I just went to confession today. After I told the priest all my sins, and after the priest gave me his advice, all he said was “Now I absolve you from all your sins”. He didn’t ask me to say the act of contrition, nor did he call the name of Jesus to have my sins forgiven. Have my sins been forgiven? After laboriously pouring out all my sins to the priest, I hope I didn’t do all of this for nothing!
was it a sacramental abuse he didn’t make u recite the act of contrition? I believe so
but if you have been absolved and you did your penance I think you have been forgiven.
if you performed your penance it shows contrition and intention to amend your sins
Yes. The priest used the essential words “I absolve you”. There is no doubt about the validity. Are those the only words he used? There is a full absolution prayer that is supposed to be used and it was illicit if he omitted it. I would recommend that you seek another priest who is not willing to play around with the words, but you have nothing to worry about this particular incident.
Yes, “I absolve you from all your sins” were the only words he used. Nothing more. It was not part of any prayer he said.
See the response below:
If we were speaking prior to 1973, I would agree. That was the typical point of view, especially after the Council of Trent. However, I would note that the 1973 Rite of Penance (cf. #19) says “the essential words are: I absolve you from your sins in the name of the Father and of the Son and of the Holy Spirit.” Based on that, I’d say the OP’s absolution was doubtful at best.
Are you aware of respected/published authors who still say (post 1973) that the only essential words are “I absolve you”?
A reader from Singapore asked what the minimal formula for absolution was. St. Thomas Aquinas and the majority of classical theology manuals held that the nucleus of the formula was the expression “I absolve you.” A few also sustained that the words “from your sins” were also necessary. All agreed that the Trinitarian invocation and the other prayers were not required for validity but were necessary for the sacrament’s licit celebration in non-emergency situations.
“Ego te absolvo” as the sacramental form of Penance was fixed by infallible decree at the Council of Trent. The 1973 Rite of Penance may be correct that all those words are “essential,” but it must therefore be using “essential” in some sense other than sacramental form.
It is NOT an abuse if the priest does not ask for the act of contrition to be said.
Absolution is NOT conditional upon the penance being done.
Elizium23: thanks for the link. Fr. McNamara says any formula that has once been approved is always valid. I don’t think I ever considered that possibility before but maybe he’s right. On the other hand, in the book “Liturgy and Law” (2006) the author Huels says the priest “must say” the shorter formula for a valid absolution (pp. 200-201).

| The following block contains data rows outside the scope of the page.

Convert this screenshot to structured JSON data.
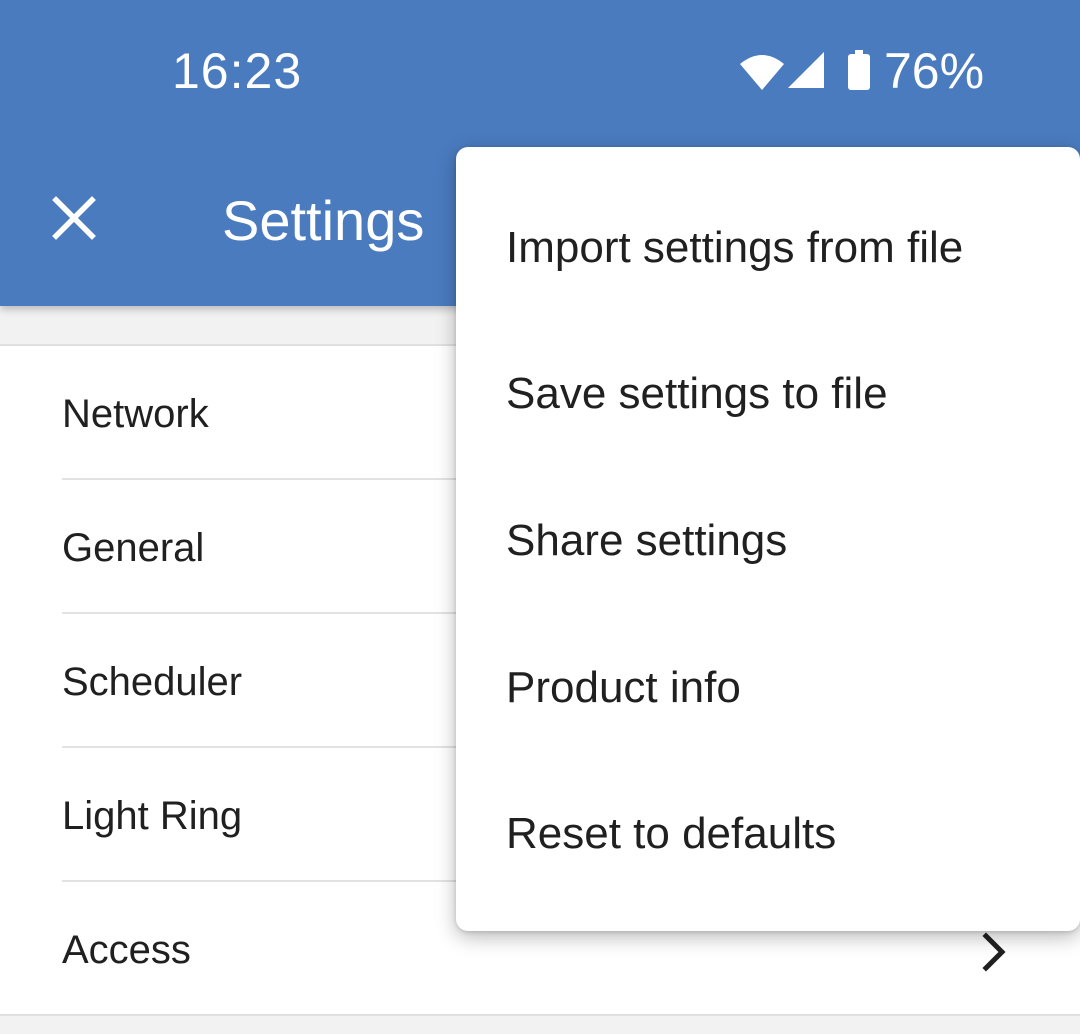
{
  "status_bar": {
    "time": "16:23",
    "battery_percent": "76%",
    "icons": [
      "wifi-icon",
      "signal-icon",
      "battery-icon"
    ]
  },
  "app_bar": {
    "title": "Settings",
    "close_icon": "close-icon"
  },
  "settings_list": {
    "items": [
      {
        "label": "Network"
      },
      {
        "label": "General"
      },
      {
        "label": "Scheduler"
      },
      {
        "label": "Light Ring"
      },
      {
        "label": "Access"
      }
    ]
  },
  "overflow_menu": {
    "items": [
      {
        "label": "Import settings from file"
      },
      {
        "label": "Save settings to file"
      },
      {
        "label": "Share settings"
      },
      {
        "label": "Product info"
      },
      {
        "label": "Reset to defaults"
      }
    ]
  },
  "colors": {
    "primary": "#4a7bbf",
    "surface": "#ffffff",
    "background": "#f2f2f2",
    "text": "#202020"
  }
}
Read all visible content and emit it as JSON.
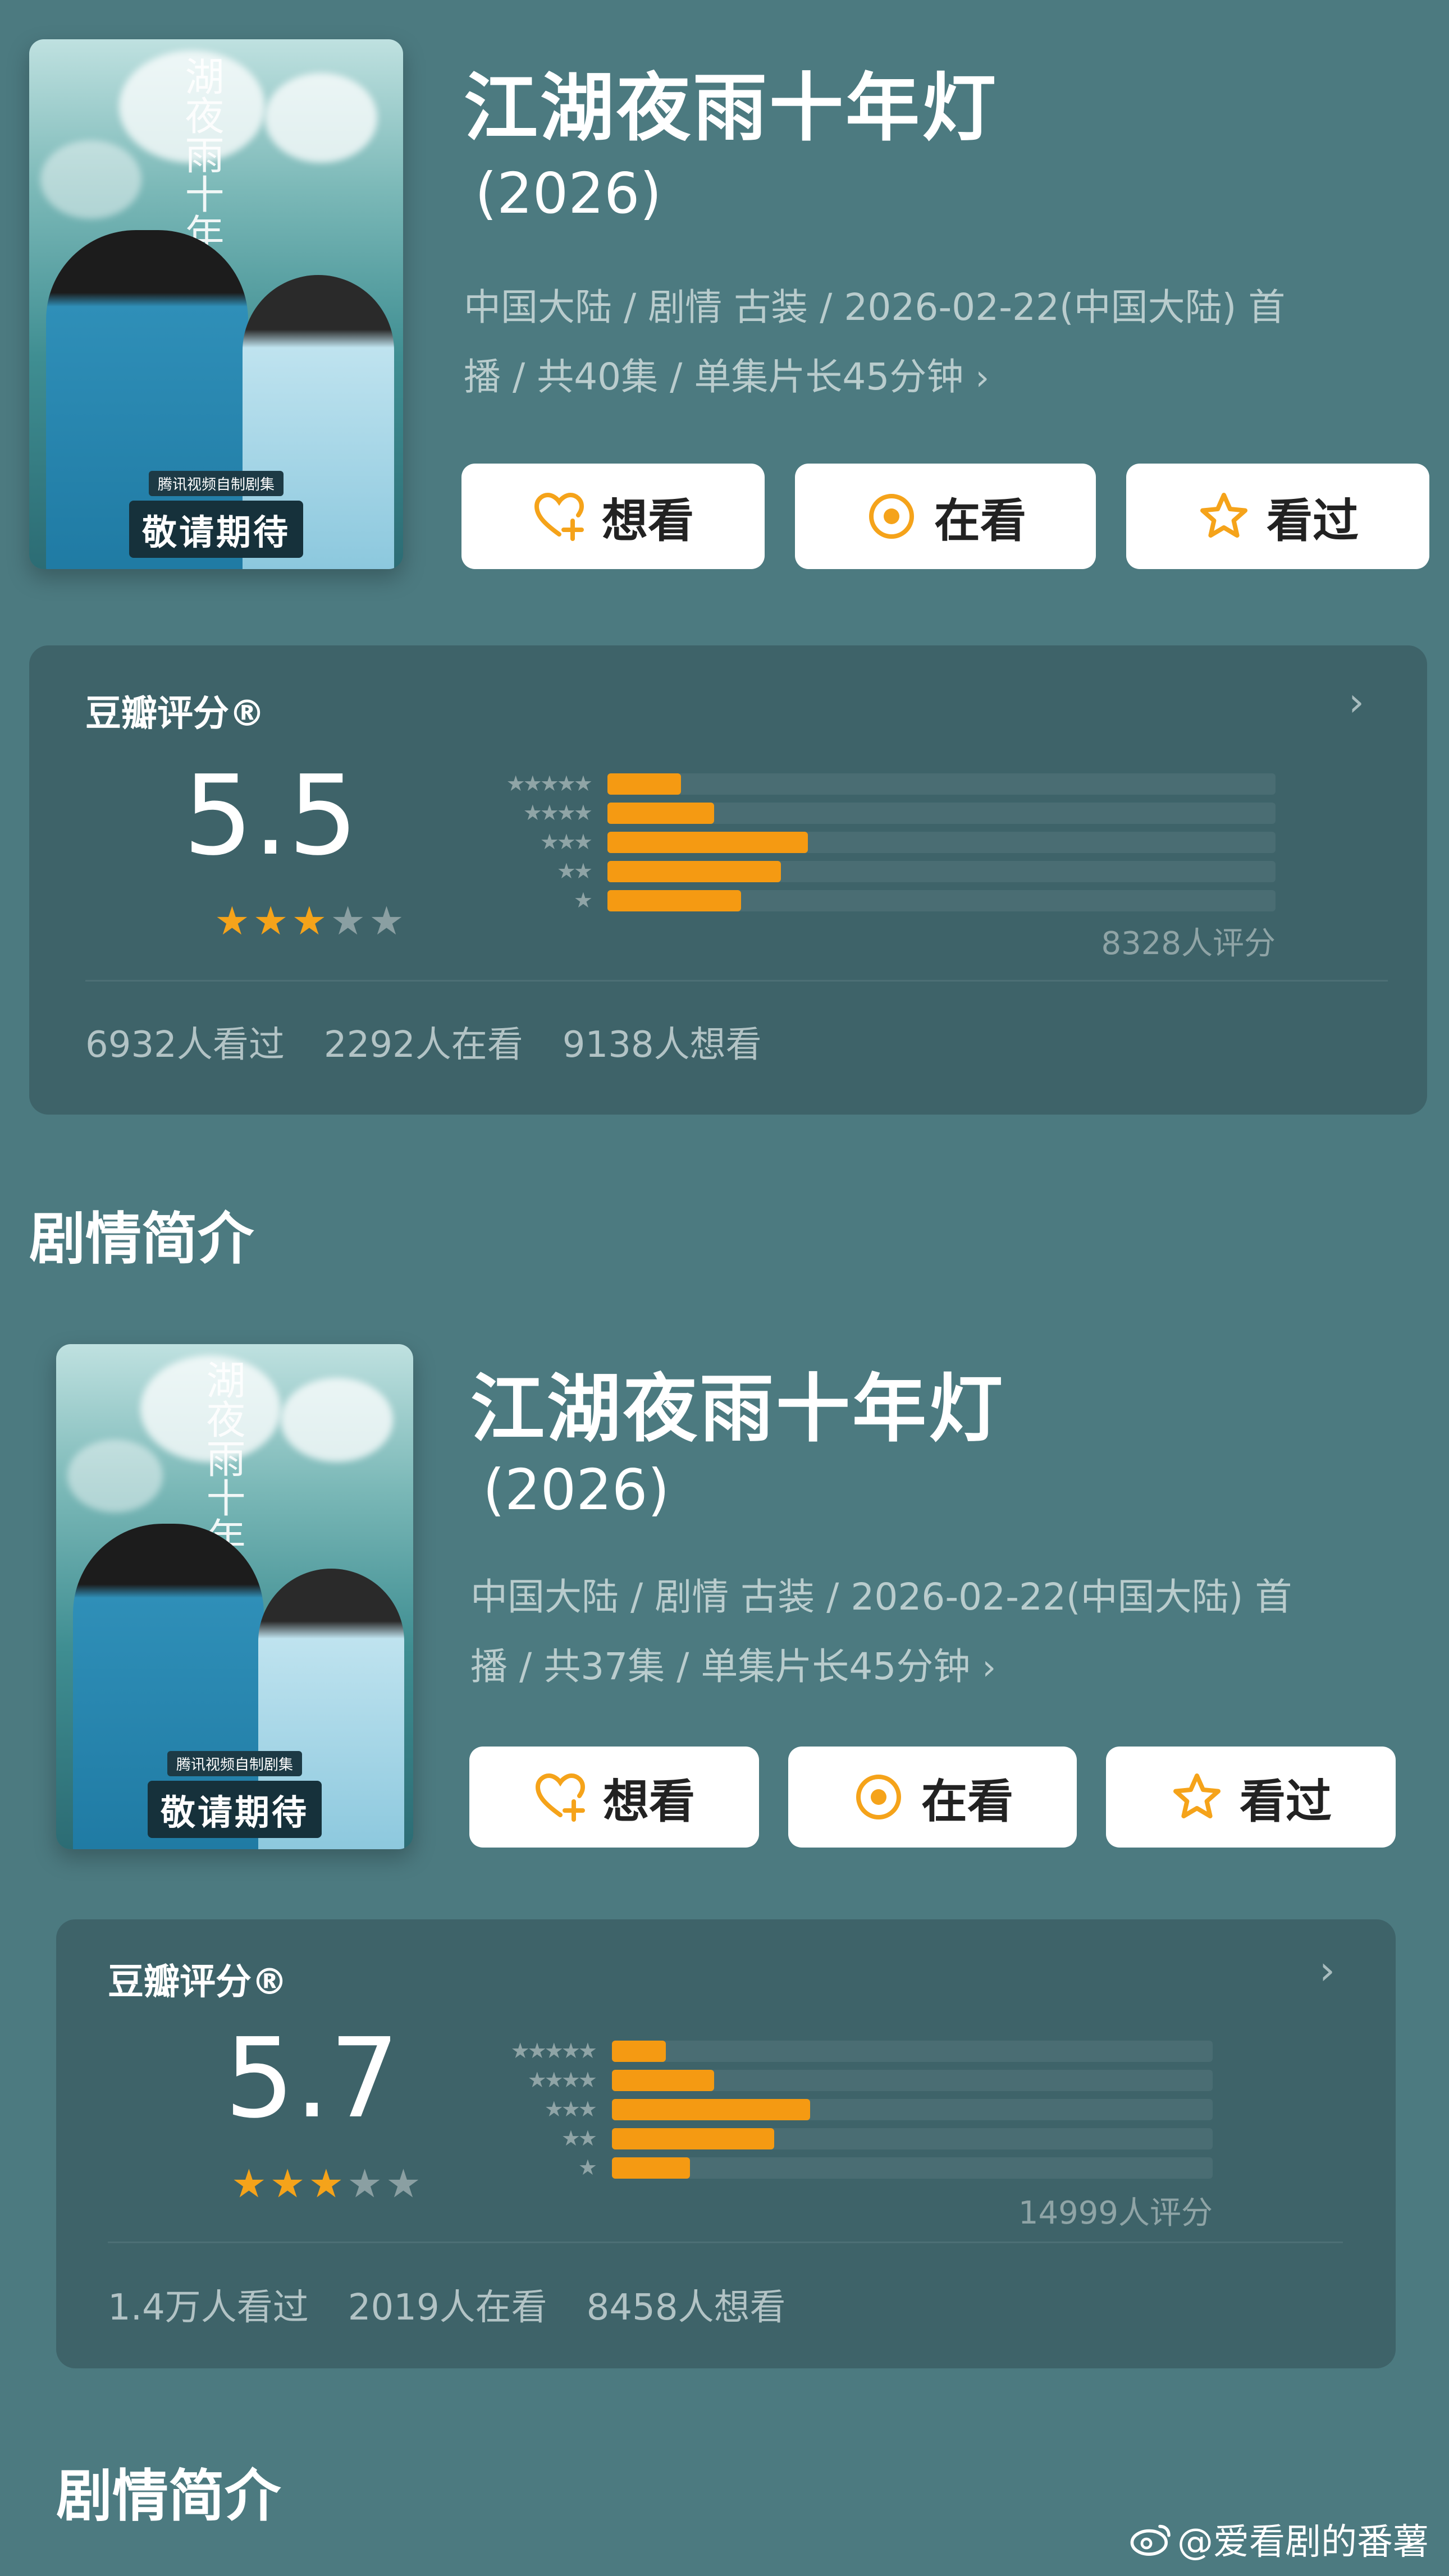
{
  "entries": [
    {
      "title": "江湖夜雨十年灯",
      "year": "(2026)",
      "meta_line1": "中国大陆 / 剧情 古装 / 2026-02-22(中国大陆) 首",
      "meta_line2": "播 / 共40集 / 单集片长45分钟",
      "poster_title": "湖夜雨十年灯",
      "poster_banner_small": "腾讯视频自制剧集",
      "poster_banner_big": "敬请期待",
      "buttons": {
        "want": "想看",
        "watching": "在看",
        "watched": "看过"
      },
      "rating": {
        "label": "豆瓣评分®",
        "score": "5.5",
        "stars_filled": 3,
        "stars_total": 5,
        "distribution": [
          11,
          16,
          30,
          26,
          20
        ],
        "count_text": "8328人评分",
        "stats": [
          "6932人看过",
          "2292人在看",
          "9138人想看"
        ]
      }
    },
    {
      "title": "江湖夜雨十年灯",
      "year": "(2026)",
      "meta_line1": "中国大陆 / 剧情 古装 / 2026-02-22(中国大陆) 首",
      "meta_line2": "播 / 共37集 / 单集片长45分钟",
      "poster_title": "湖夜雨十年灯",
      "poster_banner_small": "腾讯视频自制剧集",
      "poster_banner_big": "敬请期待",
      "buttons": {
        "want": "想看",
        "watching": "在看",
        "watched": "看过"
      },
      "rating": {
        "label": "豆瓣评分®",
        "score": "5.7",
        "stars_filled": 3,
        "stars_total": 5,
        "distribution": [
          9,
          17,
          33,
          27,
          13
        ],
        "count_text": "14999人评分",
        "stats": [
          "1.4万人看过",
          "2019人在看",
          "8458人想看"
        ]
      }
    }
  ],
  "section_heading": "剧情简介",
  "watermark": "@爱看剧的番薯",
  "colors": {
    "background": "#4c7a80",
    "card": "#3e6369",
    "accent": "#f59a12"
  },
  "icons": {
    "want": "heart-plus-icon",
    "watching": "target-circle-icon",
    "watched": "star-outline-icon",
    "more": "chevron-right-icon"
  }
}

sw85: I’m not sure what other meaning “essential” can have and given the way the revised Rite says that abbreviated formula (“I absolve…Holy Spirit.”) has to be used even in “immanent danger of death” (#21) is instructive as to what the Rite expects. I don’t think we can say that the supreme authority in the Church is unable to alter Sacramental forms, even if a previous Council has made a determination…
I have not followed the thread so I will simply comment on the later question of “I absolve you” being essential for validity or not. And the note about regarding what the Rite says.
I agree with what the good Father there said is the case that “I absolve you” has been taken to be “valid”. The Theologian Fr. John Hardon too notes the same.
“Essential” l can be said to mean there in the Rite book : as in “essential for licit form” --thus the Rite is not dealing with what is needed absolutely for validity there but what is needed for licit form of absolution (which of course will also be valid). “What the* Rite* is to be”. Thus when say there is need (such as due to time…the person dying etc) the form “I absolve you from your sins in the name of the Father and of the Son and of the Holy Spirit” is the short form that can be used licitly (and of course validly). But that does not mean there can not be “valid forms” that are not exactly that in the west --which are still valid.
Similar questions can rise about Baptism – where the Rite may say the “essential form” is …referring to the licit form in necessity.
But the Church judges various “alterations” to be valid or not valid according to the criteria for a valid baptism (as one can see in the various judgments about such and other sources).
Bottom line – Sacraments are to be celebrated as the Church describes --even the “short forms” --but variances from such do not necessarily “invalidate” them. Though they may such as “I baptize you in Name of the Creator, the Redeemer and the Sanctifier” is invalid.